In the early years of his political career, Rick Perry began hosting fellow lawmakers, friends and supporters at his family’s secluded West Texas hunting camp, a place known by the name painted in block letters across a large, flat rock standing upright at its gated entrance.
“Niggerhead,” it read…
[T]he name of this particular parcel did not change for years after it became associated with Rick Perry, first as a private citizen, then as a state official and finally as Texas governor. Some locals still call it that. As recently as this summer, the slablike rock — lying flat, the name still faintly visible beneath a coat of white paint — remained by the gated entrance to the camp.
When asked last week, Perry said the word on the rock is an “offensive name that has no place in the modern world.”

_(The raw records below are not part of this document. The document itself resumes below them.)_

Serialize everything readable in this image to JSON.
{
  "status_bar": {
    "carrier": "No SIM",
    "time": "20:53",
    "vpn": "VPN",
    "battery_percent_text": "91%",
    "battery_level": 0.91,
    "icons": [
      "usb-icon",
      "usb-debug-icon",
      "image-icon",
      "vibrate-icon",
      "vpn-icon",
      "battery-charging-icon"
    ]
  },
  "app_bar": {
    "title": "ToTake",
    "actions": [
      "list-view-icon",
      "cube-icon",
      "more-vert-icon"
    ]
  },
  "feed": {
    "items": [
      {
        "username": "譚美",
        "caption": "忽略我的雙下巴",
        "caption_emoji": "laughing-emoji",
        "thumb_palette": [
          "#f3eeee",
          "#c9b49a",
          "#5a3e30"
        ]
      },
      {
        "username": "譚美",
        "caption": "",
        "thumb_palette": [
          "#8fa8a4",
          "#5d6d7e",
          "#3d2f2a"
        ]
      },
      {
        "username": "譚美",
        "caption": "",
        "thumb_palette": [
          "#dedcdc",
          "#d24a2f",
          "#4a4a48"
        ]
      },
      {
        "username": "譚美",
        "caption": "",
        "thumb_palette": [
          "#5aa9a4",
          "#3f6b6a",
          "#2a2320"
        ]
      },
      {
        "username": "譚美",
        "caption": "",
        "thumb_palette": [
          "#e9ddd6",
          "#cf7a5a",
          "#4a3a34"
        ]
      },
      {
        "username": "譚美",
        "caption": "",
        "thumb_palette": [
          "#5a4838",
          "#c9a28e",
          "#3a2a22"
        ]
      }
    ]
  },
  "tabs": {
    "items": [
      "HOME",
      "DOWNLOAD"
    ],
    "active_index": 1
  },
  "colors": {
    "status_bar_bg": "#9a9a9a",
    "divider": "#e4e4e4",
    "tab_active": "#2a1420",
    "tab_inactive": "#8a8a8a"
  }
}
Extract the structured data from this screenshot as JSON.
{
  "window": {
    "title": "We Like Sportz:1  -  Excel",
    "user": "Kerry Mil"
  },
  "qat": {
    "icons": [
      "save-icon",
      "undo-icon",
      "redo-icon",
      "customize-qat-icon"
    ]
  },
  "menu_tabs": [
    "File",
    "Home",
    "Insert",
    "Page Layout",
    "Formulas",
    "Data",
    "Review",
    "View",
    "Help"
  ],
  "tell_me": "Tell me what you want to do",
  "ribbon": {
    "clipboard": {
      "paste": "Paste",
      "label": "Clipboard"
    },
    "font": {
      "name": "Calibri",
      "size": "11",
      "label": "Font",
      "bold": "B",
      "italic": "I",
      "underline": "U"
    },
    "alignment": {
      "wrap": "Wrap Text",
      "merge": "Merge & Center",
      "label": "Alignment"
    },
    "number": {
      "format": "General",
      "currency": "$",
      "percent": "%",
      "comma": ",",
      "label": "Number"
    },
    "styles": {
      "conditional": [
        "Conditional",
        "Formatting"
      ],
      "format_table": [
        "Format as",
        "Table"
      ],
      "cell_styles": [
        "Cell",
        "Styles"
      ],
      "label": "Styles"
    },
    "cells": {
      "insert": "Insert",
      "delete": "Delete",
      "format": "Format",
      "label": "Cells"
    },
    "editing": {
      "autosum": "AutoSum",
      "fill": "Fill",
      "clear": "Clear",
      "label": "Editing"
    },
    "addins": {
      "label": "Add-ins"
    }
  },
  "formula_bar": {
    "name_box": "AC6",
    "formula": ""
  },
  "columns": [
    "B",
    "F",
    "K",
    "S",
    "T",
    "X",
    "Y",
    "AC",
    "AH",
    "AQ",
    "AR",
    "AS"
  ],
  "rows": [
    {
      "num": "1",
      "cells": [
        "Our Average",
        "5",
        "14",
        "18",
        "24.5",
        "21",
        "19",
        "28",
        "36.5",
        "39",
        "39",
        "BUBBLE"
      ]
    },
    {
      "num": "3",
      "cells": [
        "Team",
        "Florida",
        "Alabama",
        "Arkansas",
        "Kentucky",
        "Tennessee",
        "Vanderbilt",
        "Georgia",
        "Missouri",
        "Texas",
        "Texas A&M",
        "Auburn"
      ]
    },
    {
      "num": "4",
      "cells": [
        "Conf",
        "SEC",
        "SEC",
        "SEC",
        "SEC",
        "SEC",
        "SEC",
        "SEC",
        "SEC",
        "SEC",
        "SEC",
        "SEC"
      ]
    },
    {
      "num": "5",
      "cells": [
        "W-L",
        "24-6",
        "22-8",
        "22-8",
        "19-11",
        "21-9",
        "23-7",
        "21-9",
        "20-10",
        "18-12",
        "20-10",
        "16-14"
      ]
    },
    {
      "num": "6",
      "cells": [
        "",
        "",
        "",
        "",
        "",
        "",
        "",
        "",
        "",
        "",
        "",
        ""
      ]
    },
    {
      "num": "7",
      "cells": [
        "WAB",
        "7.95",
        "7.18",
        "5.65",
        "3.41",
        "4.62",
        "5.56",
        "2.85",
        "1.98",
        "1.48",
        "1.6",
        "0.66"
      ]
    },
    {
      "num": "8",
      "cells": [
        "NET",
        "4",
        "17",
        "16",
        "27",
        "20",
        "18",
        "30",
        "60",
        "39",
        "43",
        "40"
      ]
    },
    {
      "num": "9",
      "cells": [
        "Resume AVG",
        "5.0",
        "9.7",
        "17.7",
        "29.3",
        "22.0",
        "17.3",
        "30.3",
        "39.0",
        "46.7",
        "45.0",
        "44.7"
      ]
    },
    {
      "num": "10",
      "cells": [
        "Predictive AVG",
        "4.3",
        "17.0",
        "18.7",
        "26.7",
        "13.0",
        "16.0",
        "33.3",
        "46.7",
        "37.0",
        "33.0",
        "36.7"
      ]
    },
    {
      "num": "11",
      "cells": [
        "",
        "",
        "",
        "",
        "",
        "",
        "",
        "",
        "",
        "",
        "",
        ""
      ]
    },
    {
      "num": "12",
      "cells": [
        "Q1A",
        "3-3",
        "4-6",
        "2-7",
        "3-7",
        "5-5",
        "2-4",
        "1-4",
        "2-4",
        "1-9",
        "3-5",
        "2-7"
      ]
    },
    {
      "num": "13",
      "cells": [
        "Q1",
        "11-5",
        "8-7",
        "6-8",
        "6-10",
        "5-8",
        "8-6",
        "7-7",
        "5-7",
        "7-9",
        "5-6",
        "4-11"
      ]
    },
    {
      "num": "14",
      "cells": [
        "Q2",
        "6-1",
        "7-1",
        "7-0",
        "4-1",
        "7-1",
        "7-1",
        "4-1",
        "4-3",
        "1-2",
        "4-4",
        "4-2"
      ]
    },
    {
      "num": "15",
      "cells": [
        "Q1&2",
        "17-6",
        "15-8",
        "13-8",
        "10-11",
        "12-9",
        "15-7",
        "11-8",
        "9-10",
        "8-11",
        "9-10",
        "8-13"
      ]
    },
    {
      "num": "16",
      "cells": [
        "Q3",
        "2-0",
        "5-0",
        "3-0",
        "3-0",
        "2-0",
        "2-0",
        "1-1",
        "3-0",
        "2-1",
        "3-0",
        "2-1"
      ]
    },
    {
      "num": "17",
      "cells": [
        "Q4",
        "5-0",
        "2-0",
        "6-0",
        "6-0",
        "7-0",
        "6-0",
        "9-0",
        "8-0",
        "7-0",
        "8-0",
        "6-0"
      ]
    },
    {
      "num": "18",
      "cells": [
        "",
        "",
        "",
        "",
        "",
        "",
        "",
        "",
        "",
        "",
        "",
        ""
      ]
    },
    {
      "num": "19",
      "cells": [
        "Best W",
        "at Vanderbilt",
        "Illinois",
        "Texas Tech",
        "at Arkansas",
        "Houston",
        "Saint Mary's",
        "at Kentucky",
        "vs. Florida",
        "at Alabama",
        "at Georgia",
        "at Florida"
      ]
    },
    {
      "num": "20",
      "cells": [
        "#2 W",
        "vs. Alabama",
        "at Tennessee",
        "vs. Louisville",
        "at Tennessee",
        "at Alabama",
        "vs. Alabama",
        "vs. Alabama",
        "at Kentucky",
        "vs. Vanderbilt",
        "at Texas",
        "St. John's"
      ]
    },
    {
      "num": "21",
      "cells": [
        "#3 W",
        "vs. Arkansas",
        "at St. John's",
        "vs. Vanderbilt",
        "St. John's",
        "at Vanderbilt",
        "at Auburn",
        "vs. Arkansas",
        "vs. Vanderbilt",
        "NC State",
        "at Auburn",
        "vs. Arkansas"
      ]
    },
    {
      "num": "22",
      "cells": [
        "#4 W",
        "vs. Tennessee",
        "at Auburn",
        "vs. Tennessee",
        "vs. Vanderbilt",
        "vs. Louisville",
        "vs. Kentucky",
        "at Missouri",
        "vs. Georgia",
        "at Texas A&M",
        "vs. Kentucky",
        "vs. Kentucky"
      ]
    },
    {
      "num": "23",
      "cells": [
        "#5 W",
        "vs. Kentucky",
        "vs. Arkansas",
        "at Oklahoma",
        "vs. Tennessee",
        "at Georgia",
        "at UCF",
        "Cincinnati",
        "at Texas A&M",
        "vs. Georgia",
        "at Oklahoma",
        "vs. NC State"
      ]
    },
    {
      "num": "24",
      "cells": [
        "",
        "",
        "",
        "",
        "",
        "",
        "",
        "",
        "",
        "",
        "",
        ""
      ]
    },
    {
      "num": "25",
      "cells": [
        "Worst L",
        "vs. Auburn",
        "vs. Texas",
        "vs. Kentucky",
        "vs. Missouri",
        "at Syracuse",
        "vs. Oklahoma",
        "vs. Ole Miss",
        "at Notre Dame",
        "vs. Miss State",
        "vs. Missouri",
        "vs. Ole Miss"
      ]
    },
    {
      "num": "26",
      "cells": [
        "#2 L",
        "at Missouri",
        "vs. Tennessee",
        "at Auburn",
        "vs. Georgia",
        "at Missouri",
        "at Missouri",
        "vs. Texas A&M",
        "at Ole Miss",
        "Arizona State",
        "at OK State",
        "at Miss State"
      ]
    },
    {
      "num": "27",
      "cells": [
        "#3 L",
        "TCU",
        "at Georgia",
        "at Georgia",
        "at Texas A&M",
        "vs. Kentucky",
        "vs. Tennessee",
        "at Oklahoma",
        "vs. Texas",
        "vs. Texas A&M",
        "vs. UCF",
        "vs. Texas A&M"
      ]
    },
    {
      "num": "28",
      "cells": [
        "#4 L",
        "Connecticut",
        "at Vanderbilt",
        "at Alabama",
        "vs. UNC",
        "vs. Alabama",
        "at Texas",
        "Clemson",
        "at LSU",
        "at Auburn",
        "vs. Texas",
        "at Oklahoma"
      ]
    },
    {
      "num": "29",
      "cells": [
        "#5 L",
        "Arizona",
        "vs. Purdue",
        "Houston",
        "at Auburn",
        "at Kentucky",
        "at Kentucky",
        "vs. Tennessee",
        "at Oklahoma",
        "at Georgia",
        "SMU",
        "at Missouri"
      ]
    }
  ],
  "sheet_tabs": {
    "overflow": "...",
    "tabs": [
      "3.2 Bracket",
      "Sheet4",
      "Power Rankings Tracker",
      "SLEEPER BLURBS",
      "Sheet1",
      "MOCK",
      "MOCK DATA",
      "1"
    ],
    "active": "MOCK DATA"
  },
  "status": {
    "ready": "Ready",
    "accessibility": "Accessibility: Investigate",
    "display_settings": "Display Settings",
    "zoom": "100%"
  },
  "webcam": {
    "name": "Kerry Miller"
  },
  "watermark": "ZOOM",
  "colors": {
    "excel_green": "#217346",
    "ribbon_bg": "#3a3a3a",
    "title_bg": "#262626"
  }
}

But how, when or whether he dealt with it when he was using the property is less clear and adds a dimension to the emerging biography of Perry, who quickly moved into the top tier of Republican presidential candidates when he entered the race in August.